PlantingI’ve set a timer on my watch. Every afternoon at 3:35, it beeps.
I’m usually out in the garden. There’s always something to work on out there. Not like at the old employee barracks, where the mine’s tailing ponds came almost up your backyard, and nothing would grow. Now that Luke and I have moved out here, closer to head office, I’m putting in marigolds and some petunias out front, and maybe a vegetable garden out back. There’s so much space – I’ll have to plan for some larger bushes, maybe some lilacs, to fill in the acreage, and there’s plenty of room for a butterfly garden down along the road. When I sent Terry the pictures I knew she’d be green with envy, but I only meant to show her what was possible if she managed to get Mike off his ass every now and again and earn himself a promotion, too. Clean air, country living, fresh starts.
I like to make sure I’m out front when the timer goes, and I raise my head from the flower beds to look. It’s a ways down to the road – not sure what we’ll do with such a long laneway in the winter – but I can still see the dark yellow as the school bus rumbles by. It’s warm enough now that sometimes the kids have the windows open, and it’s a mad cacophony, a burst of laughter and singing and squealing. The road still full of potholes from the winter’s snow and ice, and the bus shakes slowly over them, giving me a good long minute to look, and wonder.
The oldest would have been on there, I often think. Lost at just ten weeks along. Certainly well into grade school by now, if things had been different.
The second one too, by now. Made it eleven weeks with that one. After that, Luke wanted to stop trying but what he didn’t know wouldn’t hurt him. There’d be a few other babies at my feet by now, if only.
My watch beeps but I’ve already heard the engine coming down the road, the sound of the tires in the ruts. I look up, hands dirty, a marigold pulled from its pot but not yet in the ground dangling with roots and dirt from my hand. Some of the children are waiving out the window today – I doubt they can see me. They just want to wave at the world. It’s a beautiful place, sometimes.
When the bus passes I turn back to my garden, shifting carefully when I feel a little twinge.
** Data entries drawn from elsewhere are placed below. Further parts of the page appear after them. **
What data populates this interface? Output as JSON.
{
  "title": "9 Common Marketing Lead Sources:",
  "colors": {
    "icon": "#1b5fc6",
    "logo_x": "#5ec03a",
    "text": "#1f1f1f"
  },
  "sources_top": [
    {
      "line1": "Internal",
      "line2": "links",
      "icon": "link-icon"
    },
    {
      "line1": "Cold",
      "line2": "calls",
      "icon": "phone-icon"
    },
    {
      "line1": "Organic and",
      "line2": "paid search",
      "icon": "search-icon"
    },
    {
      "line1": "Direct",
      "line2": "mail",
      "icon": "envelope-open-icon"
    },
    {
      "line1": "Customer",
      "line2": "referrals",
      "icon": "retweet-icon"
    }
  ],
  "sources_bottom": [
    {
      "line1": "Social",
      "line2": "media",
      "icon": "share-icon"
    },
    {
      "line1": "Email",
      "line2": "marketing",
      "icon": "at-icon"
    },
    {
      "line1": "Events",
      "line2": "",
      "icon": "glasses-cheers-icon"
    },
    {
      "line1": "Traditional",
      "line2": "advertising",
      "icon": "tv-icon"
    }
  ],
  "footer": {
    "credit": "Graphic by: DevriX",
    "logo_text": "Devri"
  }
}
It’s been four months now, and that’s the longest I’ve ever made it. I noticed yesterday that my gardening pants – the big wide ones, the ones that are too baggy to wear into town – are getting a little snug. It’s too early to think of the school bus coming to a stop at the end of the lane, someone skipping down past the butterfly garden, up the laneway to the house with the marigolds. It’s too early, I tell myself.
But somewhere inside, hope is growing anyway.